But if man betrayed, God remained faithful to man. He did not "turn Himself away forever from His creature whom He had made, neither did He forget the works of His hands, but He visited him in diverse manners, through the tender compassion of His mercy" (Liturgy of St Basil). A new Divine work began, that of redemption and salvation. And it was fulfilled in Christ, the Son of God Who in order to restore man to his pristine beauty and to restore life as communion with God, became Man, took upon Himself our nature, with its thirst and hunger, with its desire for and love of, life. And in Him life was revealed, given, accepted and fulfilled as total and perfect Eucharist, as total and perfect communion with God. He rejected the basic human temptation: to live "by bread alone," He revealed that God and His kingdom are the real food, the real life of man. And this perfect eucharistic Life, filled with God, and, therefore Divine and immortal, He gave to all those who would believe in Him, i,e. find in Him the meaning and the content of their lives. Such is the wonderful meaning of the Last Supper. He offered Himself as the true food of man, because the Life revealed in Him is the true Life. And thus the movement of Divine Love which began in paradise with a Divine "take, eat. .." (for eating is life for man) comes now "unto the end" with the Divine "take, eat, this is My Body..." (for God is life of man). The Last Supper is the restoration of the paradise of bliss, of life as Eucharist and Communion.

 

Great and Holy Friday: Crucifixion of our Lord 

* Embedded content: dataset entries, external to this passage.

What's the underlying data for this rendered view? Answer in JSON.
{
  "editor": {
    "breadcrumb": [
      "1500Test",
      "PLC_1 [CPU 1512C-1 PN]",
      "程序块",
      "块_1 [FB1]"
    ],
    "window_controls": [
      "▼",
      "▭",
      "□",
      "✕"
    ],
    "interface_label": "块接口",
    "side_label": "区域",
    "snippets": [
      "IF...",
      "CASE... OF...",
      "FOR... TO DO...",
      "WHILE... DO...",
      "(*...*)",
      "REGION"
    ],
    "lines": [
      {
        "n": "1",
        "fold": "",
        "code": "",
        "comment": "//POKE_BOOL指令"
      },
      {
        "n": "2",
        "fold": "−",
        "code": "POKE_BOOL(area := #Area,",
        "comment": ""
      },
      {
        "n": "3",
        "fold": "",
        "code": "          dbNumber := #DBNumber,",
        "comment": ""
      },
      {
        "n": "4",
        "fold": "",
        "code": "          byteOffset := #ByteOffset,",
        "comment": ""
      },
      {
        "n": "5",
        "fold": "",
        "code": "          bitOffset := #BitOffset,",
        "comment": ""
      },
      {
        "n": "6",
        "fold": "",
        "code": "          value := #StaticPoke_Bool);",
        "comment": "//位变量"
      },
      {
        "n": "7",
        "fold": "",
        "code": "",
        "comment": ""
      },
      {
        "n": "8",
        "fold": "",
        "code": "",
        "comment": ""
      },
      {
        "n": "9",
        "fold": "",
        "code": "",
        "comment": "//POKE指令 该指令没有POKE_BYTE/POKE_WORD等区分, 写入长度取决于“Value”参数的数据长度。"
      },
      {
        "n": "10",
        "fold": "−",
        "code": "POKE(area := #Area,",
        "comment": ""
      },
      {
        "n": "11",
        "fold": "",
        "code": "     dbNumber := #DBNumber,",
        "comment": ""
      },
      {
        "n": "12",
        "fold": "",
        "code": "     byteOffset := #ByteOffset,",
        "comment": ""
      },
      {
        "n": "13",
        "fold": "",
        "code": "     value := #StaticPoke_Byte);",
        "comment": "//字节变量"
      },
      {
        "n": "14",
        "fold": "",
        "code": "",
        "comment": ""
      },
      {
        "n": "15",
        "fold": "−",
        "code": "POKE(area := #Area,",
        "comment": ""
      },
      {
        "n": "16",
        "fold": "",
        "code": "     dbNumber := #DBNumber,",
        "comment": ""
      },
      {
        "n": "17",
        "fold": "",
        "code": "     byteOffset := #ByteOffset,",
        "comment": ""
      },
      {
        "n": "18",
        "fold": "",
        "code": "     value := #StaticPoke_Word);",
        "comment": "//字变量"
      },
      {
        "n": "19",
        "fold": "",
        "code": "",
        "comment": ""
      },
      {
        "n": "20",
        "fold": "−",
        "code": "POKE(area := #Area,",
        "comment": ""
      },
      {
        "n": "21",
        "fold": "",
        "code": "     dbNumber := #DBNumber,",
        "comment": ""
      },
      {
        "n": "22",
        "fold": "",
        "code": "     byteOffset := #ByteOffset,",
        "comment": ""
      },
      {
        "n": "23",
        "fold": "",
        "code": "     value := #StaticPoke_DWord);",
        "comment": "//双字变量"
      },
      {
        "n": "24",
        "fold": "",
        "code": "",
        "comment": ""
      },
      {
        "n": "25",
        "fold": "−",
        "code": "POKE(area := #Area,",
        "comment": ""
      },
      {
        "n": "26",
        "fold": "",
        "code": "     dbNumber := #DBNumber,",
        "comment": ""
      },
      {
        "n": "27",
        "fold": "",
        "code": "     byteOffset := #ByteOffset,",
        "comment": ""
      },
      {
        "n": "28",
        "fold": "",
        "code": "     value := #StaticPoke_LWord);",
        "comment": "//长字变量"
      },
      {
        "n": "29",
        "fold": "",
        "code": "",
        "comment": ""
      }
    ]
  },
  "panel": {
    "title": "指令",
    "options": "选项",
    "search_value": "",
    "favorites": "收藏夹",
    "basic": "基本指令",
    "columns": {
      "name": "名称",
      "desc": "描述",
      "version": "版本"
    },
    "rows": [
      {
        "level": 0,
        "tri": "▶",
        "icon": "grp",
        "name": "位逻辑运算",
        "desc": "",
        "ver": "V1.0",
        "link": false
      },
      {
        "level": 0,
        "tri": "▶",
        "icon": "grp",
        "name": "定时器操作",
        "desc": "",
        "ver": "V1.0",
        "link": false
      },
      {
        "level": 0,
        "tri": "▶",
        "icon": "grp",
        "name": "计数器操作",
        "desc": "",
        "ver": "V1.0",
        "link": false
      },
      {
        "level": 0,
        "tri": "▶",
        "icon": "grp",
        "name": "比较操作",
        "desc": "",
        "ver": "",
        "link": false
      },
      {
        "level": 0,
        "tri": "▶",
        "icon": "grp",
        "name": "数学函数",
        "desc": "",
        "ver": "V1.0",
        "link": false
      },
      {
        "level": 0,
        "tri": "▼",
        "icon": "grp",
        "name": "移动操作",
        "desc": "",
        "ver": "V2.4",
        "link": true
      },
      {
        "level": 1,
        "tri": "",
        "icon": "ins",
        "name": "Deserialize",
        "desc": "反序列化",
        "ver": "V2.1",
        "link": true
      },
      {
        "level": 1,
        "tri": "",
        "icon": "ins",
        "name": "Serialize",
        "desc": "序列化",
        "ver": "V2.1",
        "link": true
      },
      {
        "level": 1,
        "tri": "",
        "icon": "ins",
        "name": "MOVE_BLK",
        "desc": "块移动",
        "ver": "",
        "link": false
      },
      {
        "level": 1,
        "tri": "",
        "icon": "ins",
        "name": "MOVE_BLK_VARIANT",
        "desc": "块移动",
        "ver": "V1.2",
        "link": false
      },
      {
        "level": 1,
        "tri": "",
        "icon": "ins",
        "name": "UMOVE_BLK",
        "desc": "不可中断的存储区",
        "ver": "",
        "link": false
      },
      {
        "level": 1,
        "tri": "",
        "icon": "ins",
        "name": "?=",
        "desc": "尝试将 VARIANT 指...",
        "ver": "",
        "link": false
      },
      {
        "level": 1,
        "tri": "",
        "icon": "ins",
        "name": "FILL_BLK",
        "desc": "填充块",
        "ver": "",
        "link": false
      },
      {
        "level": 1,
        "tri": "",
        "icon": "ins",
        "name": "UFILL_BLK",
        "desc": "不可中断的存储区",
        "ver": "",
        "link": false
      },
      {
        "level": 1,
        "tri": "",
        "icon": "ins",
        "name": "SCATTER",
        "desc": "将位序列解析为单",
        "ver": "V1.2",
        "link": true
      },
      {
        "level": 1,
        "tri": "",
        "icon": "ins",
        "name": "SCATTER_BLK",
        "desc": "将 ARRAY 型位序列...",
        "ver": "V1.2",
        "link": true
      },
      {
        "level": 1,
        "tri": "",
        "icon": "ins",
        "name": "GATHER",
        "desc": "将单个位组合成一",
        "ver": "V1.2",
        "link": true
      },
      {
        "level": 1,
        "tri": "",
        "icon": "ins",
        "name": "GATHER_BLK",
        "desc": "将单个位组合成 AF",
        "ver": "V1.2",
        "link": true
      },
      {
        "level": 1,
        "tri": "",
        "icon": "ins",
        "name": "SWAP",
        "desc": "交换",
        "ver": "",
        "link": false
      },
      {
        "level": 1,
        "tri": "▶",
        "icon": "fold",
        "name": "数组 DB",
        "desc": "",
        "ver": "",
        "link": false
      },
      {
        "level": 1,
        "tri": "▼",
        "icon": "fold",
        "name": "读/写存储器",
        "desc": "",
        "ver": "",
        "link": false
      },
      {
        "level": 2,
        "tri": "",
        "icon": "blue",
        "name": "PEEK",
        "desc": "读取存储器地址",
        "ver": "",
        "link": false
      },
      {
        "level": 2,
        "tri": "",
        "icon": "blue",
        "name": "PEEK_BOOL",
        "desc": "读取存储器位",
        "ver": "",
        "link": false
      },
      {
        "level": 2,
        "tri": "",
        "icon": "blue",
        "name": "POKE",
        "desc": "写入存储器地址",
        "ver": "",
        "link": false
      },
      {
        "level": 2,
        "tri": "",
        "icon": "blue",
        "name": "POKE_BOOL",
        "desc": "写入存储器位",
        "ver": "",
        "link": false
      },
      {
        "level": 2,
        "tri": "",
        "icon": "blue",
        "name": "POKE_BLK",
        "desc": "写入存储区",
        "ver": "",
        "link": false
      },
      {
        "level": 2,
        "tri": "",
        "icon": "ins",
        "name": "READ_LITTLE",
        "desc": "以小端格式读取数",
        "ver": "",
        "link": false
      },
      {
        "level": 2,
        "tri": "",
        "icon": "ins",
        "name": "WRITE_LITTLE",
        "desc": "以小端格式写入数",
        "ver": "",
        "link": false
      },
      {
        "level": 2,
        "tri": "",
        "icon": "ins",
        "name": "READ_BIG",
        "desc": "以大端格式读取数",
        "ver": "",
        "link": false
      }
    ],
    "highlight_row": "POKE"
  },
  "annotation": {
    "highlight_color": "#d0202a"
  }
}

On the Cross Jesus thus became "the man of sorrows; acquainted with grief' whom the prophet Isaiah had foretold. He was "despised and forsaken by men" and "smitten by God, and afflicted" (Isaiah 53:3-4). He became the one with "no form or comeliness that we should look at him, and no beauty that we should desire him" (Isaiah 53:2). His appearance was "marred beyond human semblance, and his form beyond that of the sons of men" (Isaiah 52:14). All these Messianic prophecies were fulfilled in Jesus as he hung from the Cross.

 

As the end approached, He cried: "My God, my God, why hast Thou forsaken me?" (Matthew 27:46). This cry indicated His complete identification with the human condition. He had totally embraced the despised, forsaken and smitten condition of suffering and death - alienation from God. He was truly the man of sorrows.

 

Yet, it is important to note that Jesus' cry of anguish from the Cross was not a sign of His loss of faith in His Father. The words which He exclaimed are the first verse of Psalm 22, a messianic Psalm. The first part of the Psalm foretells the anguish, suffering and death of the Messiah. The second part is a song of praise to God. It predicts the final victory of the Messiah.

 

Before succumbing to this cruel Roman method of executing political criminals, Jesus suffered still other injustices. He was stripped, mocked and beaten. He wore a "kingly" crown of thorns on His head. He carried His own cross. He was finaIly nailed to the cross between two thieves at a place called Golgotha (the place of the skull) outside Jerusalem. An inscription was placed above His head on the Cross to indicate the nature of His crime: "Jesus of Nazareth, the King of the Jews." He yielded up His spirit at about the ninth hour (3 p.m.), after hanging on the Cross for about six hours.

 

"It was night" (John 13:30) when Judas departed from the Last Supper to complete his act of betrayal, and "there was darkness over all the land" (Matthew 27:45) when Jesus was hanging on the Cross. The evil forces of this world had been massed against Christ. Unjust trials convicted Him. A criminal was released to the people instead of Him. Nails and a spear pierced His body. Bitter vinegar was given to Him to quench His thirst. Only one disciple remained faithful to Him. Finally, the tomb of another man became His place of repose after death.

 

Glory O Lord, to Thy Holy Passion!  Glory O Lord, to Thy Long-Suffering!

 

 

O Most Holy Trinity, Our God, Glory to Thee!